“I think the internal opposition, there are absolutely Islamists among them,” he continued. “When you look at the street protests, they are on Fridays, so there is probably an element of people being in mosques and then going to the protests, but there are plenty of people who don’t go to the mosques but are also marching… It is a pluralistic kind of opposition.”
Assad’s Syria had helped facilitate the entry of al-Qaida terrorists into Iraq to fight the American forces there. Ford says some of those terrorists are now among the opposition forces attempting to bring Assad’s regime down, though he doesn’t believe they are a significant presence.

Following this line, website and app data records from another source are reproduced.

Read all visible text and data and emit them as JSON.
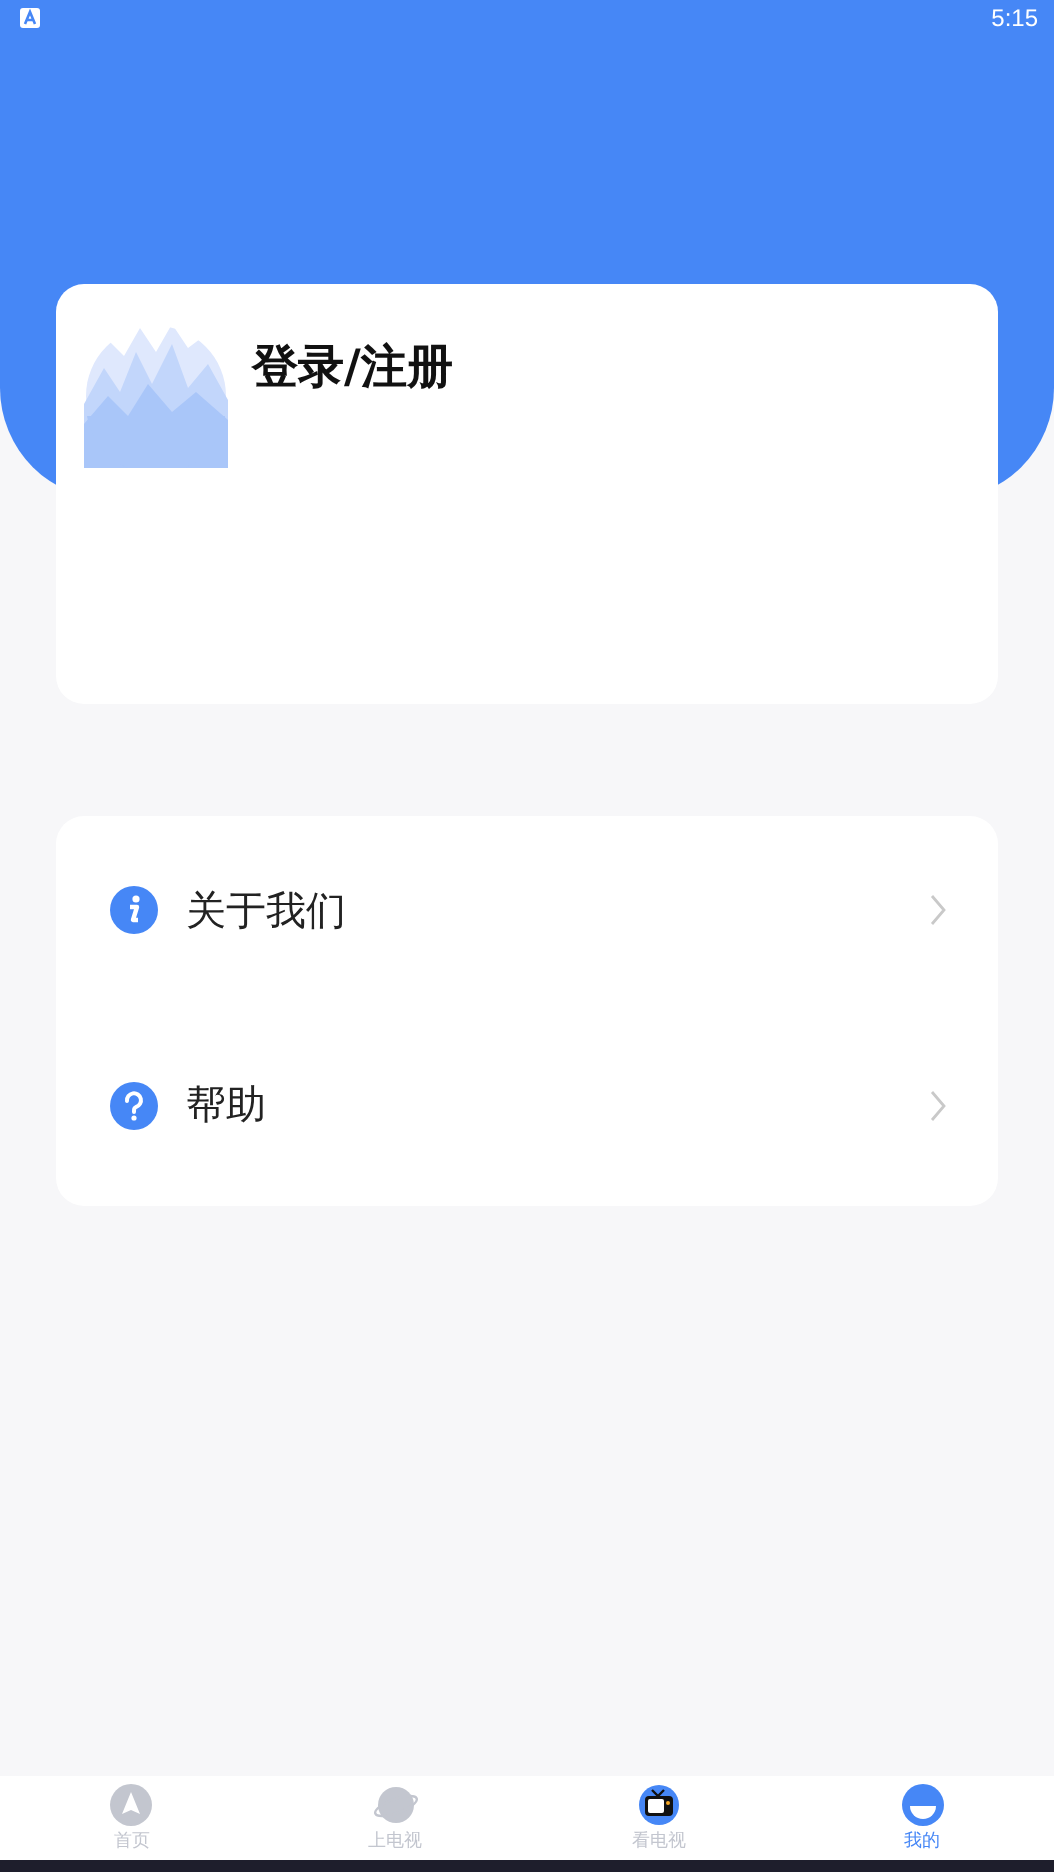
{
  "status_bar": {
    "time": "5:15"
  },
  "profile": {
    "login_label": "登录/注册"
  },
  "menu": [
    {
      "kind": "info",
      "label": "关于我们"
    },
    {
      "kind": "help",
      "label": "帮助"
    }
  ],
  "tab_bar": [
    {
      "kind": "home",
      "label": "首页",
      "selected": false
    },
    {
      "kind": "planet",
      "label": "上电视",
      "selected": false
    },
    {
      "kind": "tv",
      "label": "看电视",
      "selected": false
    },
    {
      "kind": "me",
      "label": "我的",
      "selected": true
    }
  ]
}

“I think those who live by the sword so shall they die by the sword, and what we understand is that Islamist extremist elements who went into Iraq through Syria are now starting to trickle back into Syria to fight this government,” he explained. “I don’t think we’re talking about a lot of people. I think we are talking about tens not hundreds, but they absolutely do exist, they’re out there.”
Though civil war is feared in a post-Assad Syria given the ethnic and religious cleavages, Ford says he doesn’t believe such a scenario is inevitable.
“There could be civil war. I don’t think it’s inevitable, but I think there could be,” he said.
“It depends on what happens with the Syrian opposition, and if the Syrian opposition is able to unify around a common vision for what the principles should be that guide the future state and if the Syrian opposition can unify around a transition plan and attract support from elements that have been supporting the regime. If they can pull those regime supporters back to the opposition plan, then I don’t think a civil war is inevitable.”
While Ford says he has been personally welcomed as a foreign witness to the regime’s horrors, he says the opposition certainly isn’t waving American flags.
“I will be honest with you, the reputation of the United States after Iraq and after our policies with respect to the Israeli/Palestinian dispute, a lot of Syrians look at us with very mixed emotions,” he said.
In August, many months after the protests first erupted, President Obama finally called for Assad to step aside. Ford took it a step further, telling TheDC that he believes Assad is evil.
But it is an evil that Ford suspects will be short-lived.
“I don’t think the regime is going to come crashing down tomorrow or next week,” he said. But “time is not on the side of the regime.”